Louis Gerolmo met with Alfred DeCesaro on July 17, 1970 at 10:25am. This was noticed while agents ran surveillance on Eugene Miller from 9:00am until 4:00pm.

An informant told the FBI on November 12, 1970 that Alfred DeCesaro made daily trips to a restaurant where he picked up white envelopes from the waitresses that presumably had betting results inside. (The name of the restaurant is redacted.)

An informant again told the FBI on November 23, 1970 that Eugene Thomas an Angelo Germinaro were “cozy” about who they gave their phone number to and who they accepted bets from. This was actually not a hindrance because they were more likely to allow big bettors and not those who only wanted to risk $2. An informant (maybe the same one) said he again saw DeCesaro picking up white envelopes from waitresses, as well as Eugene Thomas.

On December 9, 1970, agents saw Angelo Germinaro in his car with (redacted) at 4:00pm.

On December 14, 1970, an informant joined an agent to a pay phone at the Pershing Plaza Shopping Center. With the agent overhearing, the informant called and placed a bet with Angelo Germinaro.

An informant spoke with the FBI on December 15, 1970 about gambling in Kenosha. He believed Angelo Germinaro to be the biggest bookmaker in town, and Germinaro was working for Alfred DeCesaro. He recalled that when John Woodbury was working for DeCesaro, he was turning in $3500 each week. The informant speculated that if all the bookies working for DeCesaro were added up, it could be as much as $5000 per day going to DeCesaro. The informant said Germinaro became the biggest bookmaker following a meeting of Germinaro, DeCesaro, Eugene Thomas and James Salerno. Salerno and Louis Gerolmo had recently taken big losses due to an Illinois gambler named Adrian Dean “Dino” Northcutt, so betting was moved over to Germinaro, and a “union” was created to protect the group from big losses.
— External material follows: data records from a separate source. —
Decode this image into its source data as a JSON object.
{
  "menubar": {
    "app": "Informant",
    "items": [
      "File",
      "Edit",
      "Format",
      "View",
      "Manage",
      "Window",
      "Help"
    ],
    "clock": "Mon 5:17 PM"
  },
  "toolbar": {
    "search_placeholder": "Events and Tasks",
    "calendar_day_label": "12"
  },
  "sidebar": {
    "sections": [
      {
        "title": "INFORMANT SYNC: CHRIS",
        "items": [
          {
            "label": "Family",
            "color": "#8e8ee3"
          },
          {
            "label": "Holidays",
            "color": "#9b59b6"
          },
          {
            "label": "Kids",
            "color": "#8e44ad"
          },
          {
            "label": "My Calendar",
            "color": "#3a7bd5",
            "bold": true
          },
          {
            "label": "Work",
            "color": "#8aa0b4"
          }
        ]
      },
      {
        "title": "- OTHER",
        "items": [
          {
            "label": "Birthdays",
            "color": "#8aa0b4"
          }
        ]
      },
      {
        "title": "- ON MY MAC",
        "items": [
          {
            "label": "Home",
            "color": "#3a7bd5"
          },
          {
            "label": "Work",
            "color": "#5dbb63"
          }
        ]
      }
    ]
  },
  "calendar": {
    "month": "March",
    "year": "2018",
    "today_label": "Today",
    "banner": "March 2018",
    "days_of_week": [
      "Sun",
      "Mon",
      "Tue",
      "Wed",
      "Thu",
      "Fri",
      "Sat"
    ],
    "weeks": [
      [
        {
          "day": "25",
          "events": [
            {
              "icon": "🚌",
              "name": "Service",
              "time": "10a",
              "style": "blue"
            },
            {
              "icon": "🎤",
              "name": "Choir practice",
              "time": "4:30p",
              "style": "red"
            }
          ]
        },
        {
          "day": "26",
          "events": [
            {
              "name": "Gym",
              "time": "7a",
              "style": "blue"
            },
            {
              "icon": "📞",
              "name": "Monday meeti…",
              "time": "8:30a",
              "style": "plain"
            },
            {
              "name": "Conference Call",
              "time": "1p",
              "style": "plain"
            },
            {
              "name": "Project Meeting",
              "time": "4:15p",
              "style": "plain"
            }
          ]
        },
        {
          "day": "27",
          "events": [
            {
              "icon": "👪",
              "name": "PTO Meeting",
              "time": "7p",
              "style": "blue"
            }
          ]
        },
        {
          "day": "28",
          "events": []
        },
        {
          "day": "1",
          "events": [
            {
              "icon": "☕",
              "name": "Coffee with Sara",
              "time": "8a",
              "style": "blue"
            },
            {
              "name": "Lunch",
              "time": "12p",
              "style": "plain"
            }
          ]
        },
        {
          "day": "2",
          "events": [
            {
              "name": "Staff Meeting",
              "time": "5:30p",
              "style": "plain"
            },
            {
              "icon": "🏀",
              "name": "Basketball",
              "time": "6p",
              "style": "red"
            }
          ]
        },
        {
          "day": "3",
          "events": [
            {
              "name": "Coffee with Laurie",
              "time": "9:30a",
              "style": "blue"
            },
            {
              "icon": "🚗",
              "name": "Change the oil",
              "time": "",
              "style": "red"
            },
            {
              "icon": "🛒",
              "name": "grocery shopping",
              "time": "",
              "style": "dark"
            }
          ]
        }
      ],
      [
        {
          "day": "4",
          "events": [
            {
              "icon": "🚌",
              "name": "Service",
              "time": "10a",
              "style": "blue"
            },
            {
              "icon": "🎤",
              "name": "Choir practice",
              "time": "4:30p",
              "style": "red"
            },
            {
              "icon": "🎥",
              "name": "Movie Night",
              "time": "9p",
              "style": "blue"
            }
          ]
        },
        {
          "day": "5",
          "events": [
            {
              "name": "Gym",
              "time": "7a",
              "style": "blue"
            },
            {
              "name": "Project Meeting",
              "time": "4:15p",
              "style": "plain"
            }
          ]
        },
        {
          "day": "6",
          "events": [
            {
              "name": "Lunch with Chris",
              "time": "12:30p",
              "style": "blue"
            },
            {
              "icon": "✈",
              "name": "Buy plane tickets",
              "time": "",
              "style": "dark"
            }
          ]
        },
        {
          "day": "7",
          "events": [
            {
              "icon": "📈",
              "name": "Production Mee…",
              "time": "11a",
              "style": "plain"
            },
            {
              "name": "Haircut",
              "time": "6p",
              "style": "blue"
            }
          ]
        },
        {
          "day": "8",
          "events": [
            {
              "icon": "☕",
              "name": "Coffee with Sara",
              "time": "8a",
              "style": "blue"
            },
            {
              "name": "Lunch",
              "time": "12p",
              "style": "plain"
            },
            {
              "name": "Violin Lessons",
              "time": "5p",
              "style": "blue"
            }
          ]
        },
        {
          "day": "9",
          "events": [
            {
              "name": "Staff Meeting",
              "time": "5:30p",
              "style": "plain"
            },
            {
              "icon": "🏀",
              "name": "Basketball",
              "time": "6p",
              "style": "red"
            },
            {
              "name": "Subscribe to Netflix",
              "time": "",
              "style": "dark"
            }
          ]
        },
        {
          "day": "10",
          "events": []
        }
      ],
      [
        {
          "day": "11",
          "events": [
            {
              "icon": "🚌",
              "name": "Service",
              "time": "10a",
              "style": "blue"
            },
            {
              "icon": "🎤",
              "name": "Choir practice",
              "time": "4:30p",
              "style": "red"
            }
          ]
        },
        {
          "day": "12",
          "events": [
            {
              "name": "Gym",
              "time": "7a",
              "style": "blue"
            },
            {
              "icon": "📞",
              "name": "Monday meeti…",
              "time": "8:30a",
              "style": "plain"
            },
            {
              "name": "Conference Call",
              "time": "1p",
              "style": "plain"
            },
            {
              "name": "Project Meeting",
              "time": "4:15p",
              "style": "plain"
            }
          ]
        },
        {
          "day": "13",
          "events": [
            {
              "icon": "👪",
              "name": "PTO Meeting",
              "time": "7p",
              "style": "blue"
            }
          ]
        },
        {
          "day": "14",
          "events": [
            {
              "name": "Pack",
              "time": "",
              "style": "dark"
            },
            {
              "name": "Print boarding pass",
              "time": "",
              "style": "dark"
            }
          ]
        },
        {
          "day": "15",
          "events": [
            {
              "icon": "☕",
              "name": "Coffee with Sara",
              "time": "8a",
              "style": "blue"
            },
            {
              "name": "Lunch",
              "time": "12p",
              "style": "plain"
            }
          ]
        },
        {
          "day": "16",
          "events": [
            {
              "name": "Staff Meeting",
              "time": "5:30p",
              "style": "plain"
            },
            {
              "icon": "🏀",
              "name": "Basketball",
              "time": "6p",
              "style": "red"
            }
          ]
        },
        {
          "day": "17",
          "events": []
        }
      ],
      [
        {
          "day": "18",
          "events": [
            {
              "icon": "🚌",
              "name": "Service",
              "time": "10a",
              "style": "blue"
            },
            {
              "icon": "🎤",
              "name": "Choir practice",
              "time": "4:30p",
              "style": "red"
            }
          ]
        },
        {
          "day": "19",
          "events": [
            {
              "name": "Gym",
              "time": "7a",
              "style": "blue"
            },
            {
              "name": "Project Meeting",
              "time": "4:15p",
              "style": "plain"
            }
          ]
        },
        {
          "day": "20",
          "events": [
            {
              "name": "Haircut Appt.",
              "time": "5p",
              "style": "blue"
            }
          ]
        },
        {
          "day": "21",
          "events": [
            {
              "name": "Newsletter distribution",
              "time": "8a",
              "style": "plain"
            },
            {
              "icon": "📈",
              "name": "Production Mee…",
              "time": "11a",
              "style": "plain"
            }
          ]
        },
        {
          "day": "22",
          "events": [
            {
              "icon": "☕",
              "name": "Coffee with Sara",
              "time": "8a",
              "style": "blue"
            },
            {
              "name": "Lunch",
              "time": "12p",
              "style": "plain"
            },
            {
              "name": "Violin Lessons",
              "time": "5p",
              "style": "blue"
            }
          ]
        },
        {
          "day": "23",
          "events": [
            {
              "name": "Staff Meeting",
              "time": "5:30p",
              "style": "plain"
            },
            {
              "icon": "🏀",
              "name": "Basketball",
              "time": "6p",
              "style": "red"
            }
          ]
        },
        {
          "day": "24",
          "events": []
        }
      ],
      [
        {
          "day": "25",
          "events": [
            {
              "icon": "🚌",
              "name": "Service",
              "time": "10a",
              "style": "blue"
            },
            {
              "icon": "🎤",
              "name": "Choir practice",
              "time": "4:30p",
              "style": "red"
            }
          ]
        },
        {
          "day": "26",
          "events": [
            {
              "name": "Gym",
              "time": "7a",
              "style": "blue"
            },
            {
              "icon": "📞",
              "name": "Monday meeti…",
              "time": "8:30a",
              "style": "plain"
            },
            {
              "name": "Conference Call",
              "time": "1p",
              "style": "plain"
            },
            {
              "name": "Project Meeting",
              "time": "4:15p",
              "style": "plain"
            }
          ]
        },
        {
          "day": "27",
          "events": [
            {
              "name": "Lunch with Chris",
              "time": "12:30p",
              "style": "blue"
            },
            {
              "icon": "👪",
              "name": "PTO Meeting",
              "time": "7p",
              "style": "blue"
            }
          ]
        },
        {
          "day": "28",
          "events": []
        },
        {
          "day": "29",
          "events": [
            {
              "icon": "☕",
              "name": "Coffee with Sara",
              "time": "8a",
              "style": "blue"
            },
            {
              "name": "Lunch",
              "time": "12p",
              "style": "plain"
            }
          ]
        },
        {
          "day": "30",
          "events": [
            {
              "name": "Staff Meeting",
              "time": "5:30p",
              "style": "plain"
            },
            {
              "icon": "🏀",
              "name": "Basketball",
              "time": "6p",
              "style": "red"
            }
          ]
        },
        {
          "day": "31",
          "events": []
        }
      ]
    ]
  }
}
On February 27, 1971, twenty search warrants were issued in Kenosha at eleven different locations: the residence and vehicle of Alfred DeCesaro; residence and vehicle of Angelo Germinaro; residence of Eugene Thomas; residence of John Puntillo; residence of John Woodbury; residence of Raymond Matera; residence of Frank “Effie” Manna; vehicle of James Salerno; business office of Dino Bernacchi (at Bernacchi’s Pharmacy); the Office Lounge. From the searches, a great deal of gambling material was recovered and $4,100 in cash. Fourteen guns were seized from DeCesaro, Thomas, Puntillo and Bernacchi. DeCesaro, Thomas and Puntillo were convicted felons and were not allowed to own guns. Furthermore, three of them were Winchester Centennial Rifles that had been stolen from an interstate shipment in 1965.

Indicted in Kenosha on Tuesday, September 14, 1971 for being involved in illegal sports gambling were Alfred DeCesaro, Angelo Germinaro, Eugene Thomas, John Puntillo (currently in prison for an ITAR conviction), Frank Manna, John Woodburry, Raymond Matera, James Salerno, Ralph Gregorski, Richard Thiel and Louis Gerolmo. They each faced five years in prison and a $20,000 fine.
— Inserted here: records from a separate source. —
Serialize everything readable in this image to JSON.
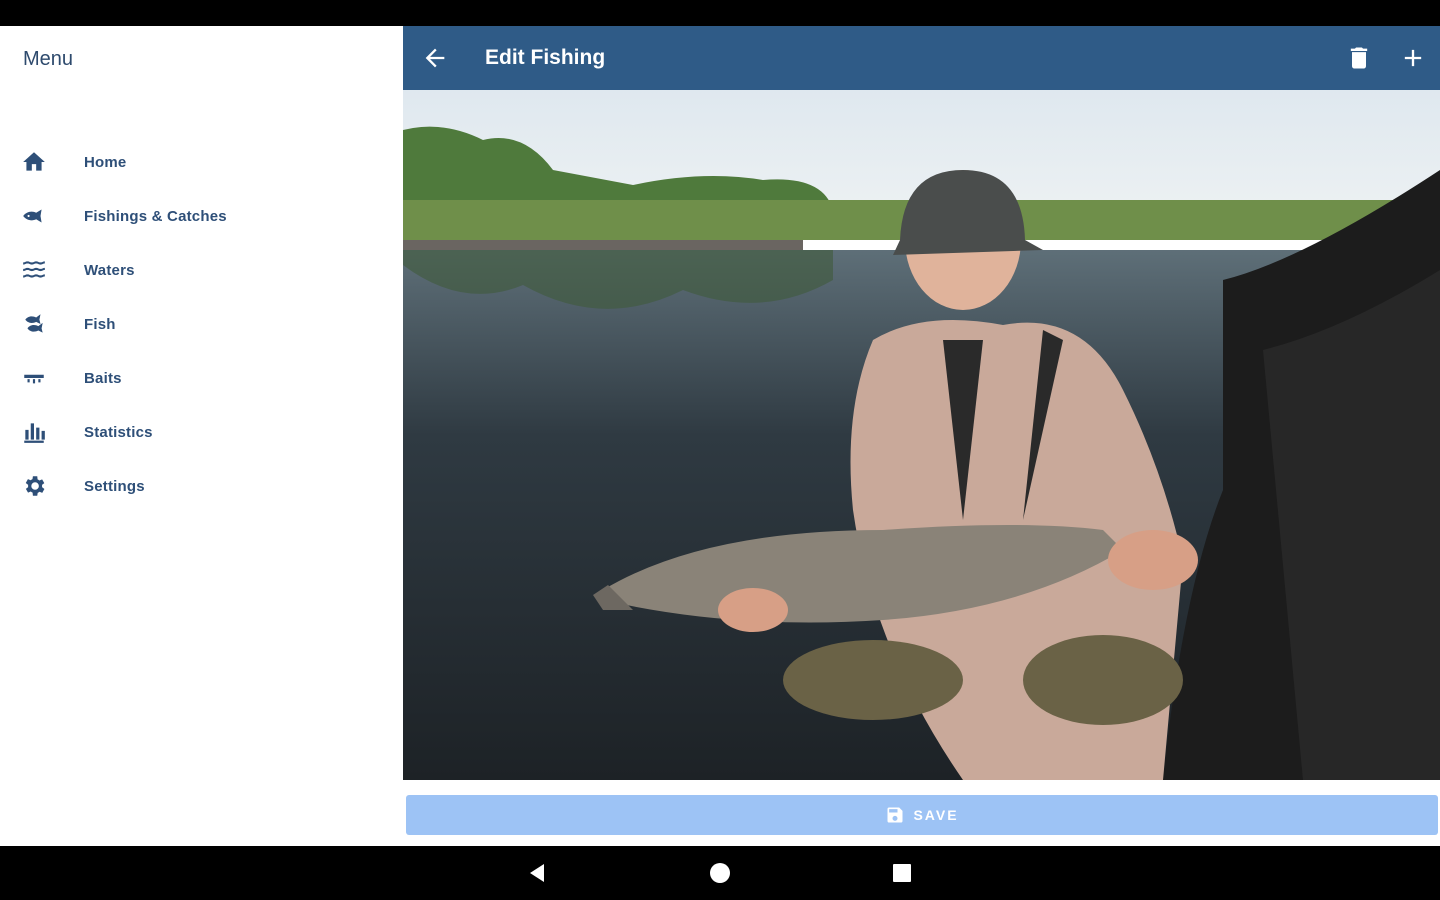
{
  "drawer": {
    "title": "Menu",
    "items": [
      {
        "label": "Home",
        "icon": "home-icon"
      },
      {
        "label": "Fishings & Catches",
        "icon": "fish-icon"
      },
      {
        "label": "Waters",
        "icon": "waves-icon"
      },
      {
        "label": "Fish",
        "icon": "fish-species-icon"
      },
      {
        "label": "Baits",
        "icon": "bait-icon"
      },
      {
        "label": "Statistics",
        "icon": "bar-chart-icon"
      },
      {
        "label": "Settings",
        "icon": "gear-icon"
      }
    ]
  },
  "app_bar": {
    "title": "Edit Fishing",
    "back_icon": "arrow-left-icon",
    "delete_icon": "trash-icon",
    "add_icon": "plus-icon",
    "color": "#2f5b87"
  },
  "photo": {
    "description_icon": "catch-photo"
  },
  "save_button": {
    "label": "SAVE",
    "icon": "floppy-disk-icon",
    "color": "#9dc3f5"
  },
  "nav": {
    "back_icon": "triangle-back-icon",
    "home_icon": "circle-home-icon",
    "recents_icon": "square-recents-icon"
  }
}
On January 28, 1972, Donald Huber of the FHA branch in Milwaukee furnished information that Angelo Germinaro may have lied on his application for a home loan. His income was reported as being a bartender for the Office Lounge — but if he had unreported gambling income, the loan would be fraud.
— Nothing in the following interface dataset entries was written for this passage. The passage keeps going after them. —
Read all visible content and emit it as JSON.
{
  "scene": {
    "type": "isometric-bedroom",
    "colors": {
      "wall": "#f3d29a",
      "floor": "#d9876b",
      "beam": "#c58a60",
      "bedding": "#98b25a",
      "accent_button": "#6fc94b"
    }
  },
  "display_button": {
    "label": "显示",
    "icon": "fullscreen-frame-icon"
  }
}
On Monday, March 17, 1975, Judge Myron L. Gordon ordered six Kenosha gamblers to avoid illegal gambling: Raymond Matera, Frank “Effie” Manna, James Salerno, Ronald Gregorski, John Puntillo and Louis Gerolmo. He ordered three additional men to do the same, as well as handing down a $500 civil penalty: Eugene Thomas, Angelo Germinaro and Alfred DeCesaro.

Also try another article under Organized Crime
or another one of the writings of Gavin.

Leave a Reply